_Goal of the exercise_.
Once you have read the records, write them out again exactly.

_Extracted material_.
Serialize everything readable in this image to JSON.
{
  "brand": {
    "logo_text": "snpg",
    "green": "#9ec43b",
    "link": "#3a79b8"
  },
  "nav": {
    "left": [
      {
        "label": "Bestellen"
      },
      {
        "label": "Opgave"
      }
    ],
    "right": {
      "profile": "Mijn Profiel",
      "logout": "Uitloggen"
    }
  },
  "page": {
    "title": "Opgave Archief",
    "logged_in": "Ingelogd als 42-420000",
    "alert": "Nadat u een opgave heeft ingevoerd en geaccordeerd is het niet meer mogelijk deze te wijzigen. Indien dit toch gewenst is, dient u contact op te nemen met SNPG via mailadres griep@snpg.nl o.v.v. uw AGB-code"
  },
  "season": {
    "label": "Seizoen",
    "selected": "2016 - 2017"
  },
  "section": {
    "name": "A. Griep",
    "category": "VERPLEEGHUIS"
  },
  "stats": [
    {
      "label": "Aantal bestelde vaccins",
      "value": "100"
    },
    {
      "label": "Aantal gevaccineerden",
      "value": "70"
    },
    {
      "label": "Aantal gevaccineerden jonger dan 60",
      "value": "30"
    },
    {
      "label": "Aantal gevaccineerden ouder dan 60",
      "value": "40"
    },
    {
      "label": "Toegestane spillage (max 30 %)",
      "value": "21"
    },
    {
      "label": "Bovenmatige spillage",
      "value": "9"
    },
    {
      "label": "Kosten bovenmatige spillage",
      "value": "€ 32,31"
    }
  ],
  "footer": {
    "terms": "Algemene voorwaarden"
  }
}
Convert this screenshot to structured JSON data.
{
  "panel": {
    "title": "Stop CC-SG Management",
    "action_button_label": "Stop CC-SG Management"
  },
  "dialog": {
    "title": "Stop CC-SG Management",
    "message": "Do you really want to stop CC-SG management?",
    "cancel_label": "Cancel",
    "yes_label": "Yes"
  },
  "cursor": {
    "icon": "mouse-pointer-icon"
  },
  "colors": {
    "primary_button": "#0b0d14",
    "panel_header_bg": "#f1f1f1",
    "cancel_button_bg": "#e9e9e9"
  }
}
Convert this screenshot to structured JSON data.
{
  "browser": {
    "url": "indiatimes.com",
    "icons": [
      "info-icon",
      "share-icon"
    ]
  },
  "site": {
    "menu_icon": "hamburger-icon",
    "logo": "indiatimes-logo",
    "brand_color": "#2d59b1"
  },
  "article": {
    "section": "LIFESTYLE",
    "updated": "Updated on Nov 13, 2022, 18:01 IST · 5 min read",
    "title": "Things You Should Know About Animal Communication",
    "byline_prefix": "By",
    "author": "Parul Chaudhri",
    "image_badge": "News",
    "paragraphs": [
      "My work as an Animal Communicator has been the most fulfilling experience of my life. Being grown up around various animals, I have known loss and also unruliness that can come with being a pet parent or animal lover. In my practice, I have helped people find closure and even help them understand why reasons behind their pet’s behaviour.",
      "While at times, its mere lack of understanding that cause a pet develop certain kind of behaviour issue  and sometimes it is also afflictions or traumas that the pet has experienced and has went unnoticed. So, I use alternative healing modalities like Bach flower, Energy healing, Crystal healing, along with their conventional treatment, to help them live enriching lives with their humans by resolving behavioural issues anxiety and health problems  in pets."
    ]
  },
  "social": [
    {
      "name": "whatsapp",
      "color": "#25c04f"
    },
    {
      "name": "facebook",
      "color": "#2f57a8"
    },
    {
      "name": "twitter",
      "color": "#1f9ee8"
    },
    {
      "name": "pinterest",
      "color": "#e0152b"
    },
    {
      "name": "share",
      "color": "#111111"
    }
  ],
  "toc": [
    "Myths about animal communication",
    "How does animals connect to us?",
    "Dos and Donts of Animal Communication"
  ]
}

_Response below_.
Serialize everything readable in this image to JSON.
{
  "brand": {
    "logo_text": "snpg",
    "green": "#9ec43b",
    "link": "#3a79b8"
  },
  "nav": {
    "left": [
      {
        "label": "Bestellen"
      },
      {
        "label": "Opgave"
      }
    ],
    "right": {
      "profile": "Mijn Profiel",
      "logout": "Uitloggen"
    }
  },
  "page": {
    "title": "Opgave Archief",
    "logged_in": "Ingelogd als 42-420000",
    "alert": "Nadat u een opgave heeft ingevoerd en geaccordeerd is het niet meer mogelijk deze te wijzigen. Indien dit toch gewenst is, dient u contact op te nemen met SNPG via mailadres griep@snpg.nl o.v.v. uw AGB-code"
  },
  "season": {
    "label": "Seizoen",
    "selected": "2016 - 2017"
  },
  "section": {
    "name": "A. Griep",
    "category": "VERPLEEGHUIS"
  },
  "stats": [
    {
      "label": "Aantal bestelde vaccins",
      "value": "100"
    },
    {
      "label": "Aantal gevaccineerden",
      "value": "70"
    },
    {
      "label": "Aantal gevaccineerden jonger dan 60",
      "value": "30"
    },
    {
      "label": "Aantal gevaccineerden ouder dan 60",
      "value": "40"
    },
    {
      "label": "Toegestane spillage (max 30 %)",
      "value": "21"
    },
    {
      "label": "Bovenmatige spillage",
      "value": "9"
    },
    {
      "label": "Kosten bovenmatige spillage",
      "value": "€ 32,31"
    }
  ],
  "footer": {
    "terms": "Algemene voorwaarden"
  }
}
Convert this screenshot to structured JSON data.
{
  "panel": {
    "title": "Stop CC-SG Management",
    "action_button_label": "Stop CC-SG Management"
  },
  "dialog": {
    "title": "Stop CC-SG Management",
    "message": "Do you really want to stop CC-SG management?",
    "cancel_label": "Cancel",
    "yes_label": "Yes"
  },
  "cursor": {
    "icon": "mouse-pointer-icon"
  },
  "colors": {
    "primary_button": "#0b0d14",
    "panel_header_bg": "#f1f1f1",
    "cancel_button_bg": "#e9e9e9"
  }
}
Convert this screenshot to structured JSON data.
{
  "browser": {
    "url": "indiatimes.com",
    "icons": [
      "info-icon",
      "share-icon"
    ]
  },
  "site": {
    "menu_icon": "hamburger-icon",
    "logo": "indiatimes-logo",
    "brand_color": "#2d59b1"
  },
  "article": {
    "section": "LIFESTYLE",
    "updated": "Updated on Nov 13, 2022, 18:01 IST · 5 min read",
    "title": "Things You Should Know About Animal Communication",
    "byline_prefix": "By",
    "author": "Parul Chaudhri",
    "image_badge": "News",
    "paragraphs": [
      "My work as an Animal Communicator has been the most fulfilling experience of my life. Being grown up around various animals, I have known loss and also unruliness that can come with being a pet parent or animal lover. In my practice, I have helped people find closure and even help them understand why reasons behind their pet’s behaviour.",
      "While at times, its mere lack of understanding that cause a pet develop certain kind of behaviour issue  and sometimes it is also afflictions or traumas that the pet has experienced and has went unnoticed. So, I use alternative healing modalities like Bach flower, Energy healing, Crystal healing, along with their conventional treatment, to help them live enriching lives with their humans by resolving behavioural issues anxiety and health problems  in pets."
    ]
  },
  "social": [
    {
      "name": "whatsapp",
      "color": "#25c04f"
    },
    {
      "name": "facebook",
      "color": "#2f57a8"
    },
    {
      "name": "twitter",
      "color": "#1f9ee8"
    },
    {
      "name": "pinterest",
      "color": "#e0152b"
    },
    {
      "name": "share",
      "color": "#111111"
    }
  ],
  "toc": [
    "Myths about animal communication",
    "How does animals connect to us?",
    "Dos and Donts of Animal Communication"
  ]
}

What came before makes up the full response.